═══ EXERCISE INPUTS
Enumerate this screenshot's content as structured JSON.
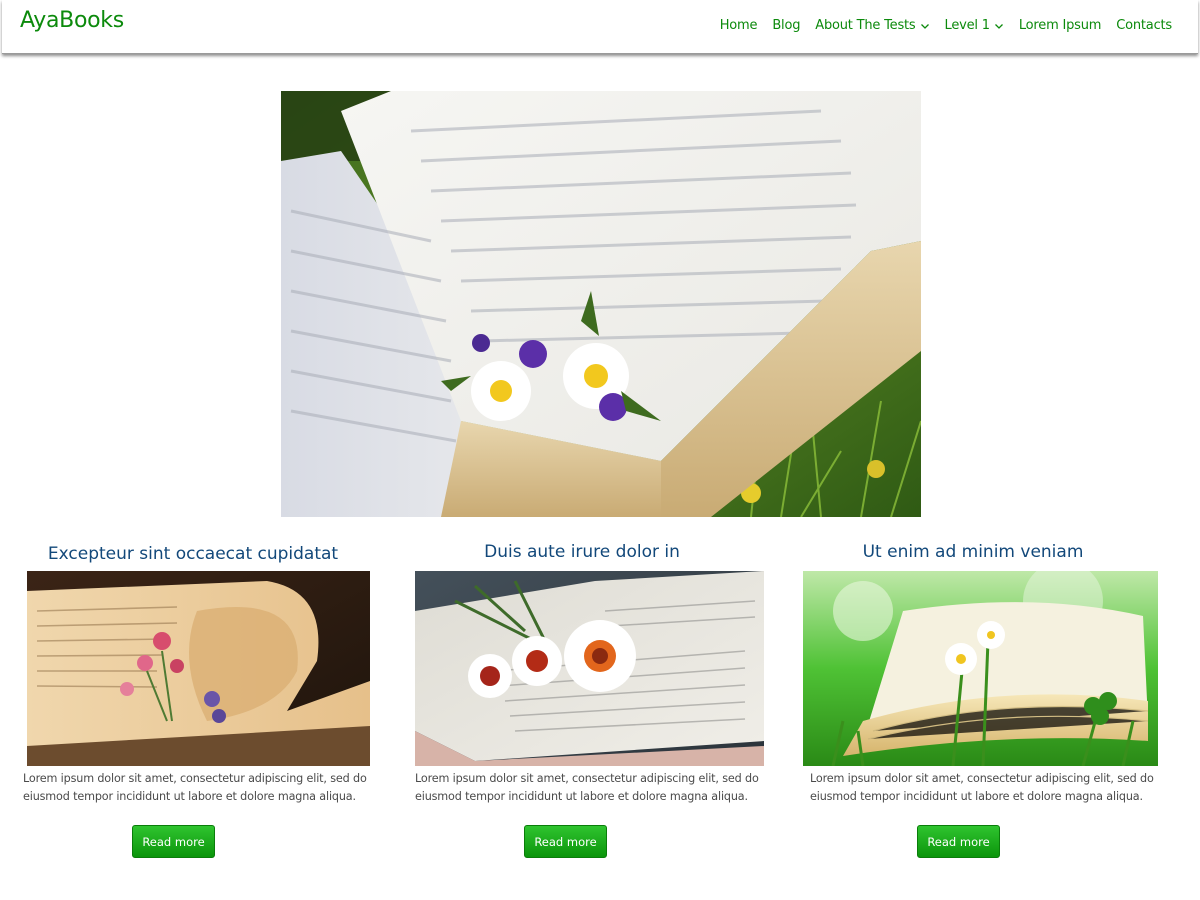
{
  "site": {
    "logo": "AyaBooks"
  },
  "nav": {
    "items": [
      {
        "label": "Home",
        "dropdown": false
      },
      {
        "label": "Blog",
        "dropdown": false
      },
      {
        "label": "About The Tests",
        "dropdown": true
      },
      {
        "label": "Level 1",
        "dropdown": true
      },
      {
        "label": "Lorem Ipsum",
        "dropdown": false
      },
      {
        "label": "Contacts",
        "dropdown": false
      }
    ]
  },
  "hero": {
    "image": "open-book-with-daisies-on-grass"
  },
  "cards": [
    {
      "title": "Excepteur sint occaecat cupidatat",
      "image": "old-book-with-dried-flowers",
      "text": "Lorem ipsum dolor sit amet, consectetur adipiscing elit, sed do eiusmod tempor incididunt ut labore et dolore magna aliqua.",
      "button": "Read more"
    },
    {
      "title": "Duis aute irure dolor in",
      "image": "book-with-white-daisies",
      "text": "Lorem ipsum dolor sit amet, consectetur adipiscing elit, sed do eiusmod tempor incididunt ut labore et dolore magna aliqua.",
      "button": "Read more"
    },
    {
      "title": "Ut enim ad minim veniam",
      "image": "book-in-green-grass",
      "text": "Lorem ipsum dolor sit amet, consectetur adipiscing elit, sed do eiusmod tempor incididunt ut labore et dolore magna aliqua.",
      "button": "Read more"
    }
  ],
  "colors": {
    "brand": "#0c8a0c",
    "title": "#12487a",
    "button": "#18a818",
    "body_text": "#4a4a4a"
  }
}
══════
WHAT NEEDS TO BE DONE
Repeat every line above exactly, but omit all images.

EXERCISE SOLUTION
Enumerate this screenshot's content as structured JSON.
{
  "site": {
    "logo": "AyaBooks"
  },
  "nav": {
    "items": [
      {
        "label": "Home",
        "dropdown": false
      },
      {
        "label": "Blog",
        "dropdown": false
      },
      {
        "label": "About The Tests",
        "dropdown": true
      },
      {
        "label": "Level 1",
        "dropdown": true
      },
      {
        "label": "Lorem Ipsum",
        "dropdown": false
      },
      {
        "label": "Contacts",
        "dropdown": false
      }
    ]
  },
  "hero": {
    "image": "open-book-with-daisies-on-grass"
  },
  "cards": [
    {
      "title": "Excepteur sint occaecat cupidatat",
      "image": "old-book-with-dried-flowers",
      "text": "Lorem ipsum dolor sit amet, consectetur adipiscing elit, sed do eiusmod tempor incididunt ut labore et dolore magna aliqua.",
      "button": "Read more"
    },
    {
      "title": "Duis aute irure dolor in",
      "image": "book-with-white-daisies",
      "text": "Lorem ipsum dolor sit amet, consectetur adipiscing elit, sed do eiusmod tempor incididunt ut labore et dolore magna aliqua.",
      "button": "Read more"
    },
    {
      "title": "Ut enim ad minim veniam",
      "image": "book-in-green-grass",
      "text": "Lorem ipsum dolor sit amet, consectetur adipiscing elit, sed do eiusmod tempor incididunt ut labore et dolore magna aliqua.",
      "button": "Read more"
    }
  ],
  "colors": {
    "brand": "#0c8a0c",
    "title": "#12487a",
    "button": "#18a818",
    "body_text": "#4a4a4a"
  }
}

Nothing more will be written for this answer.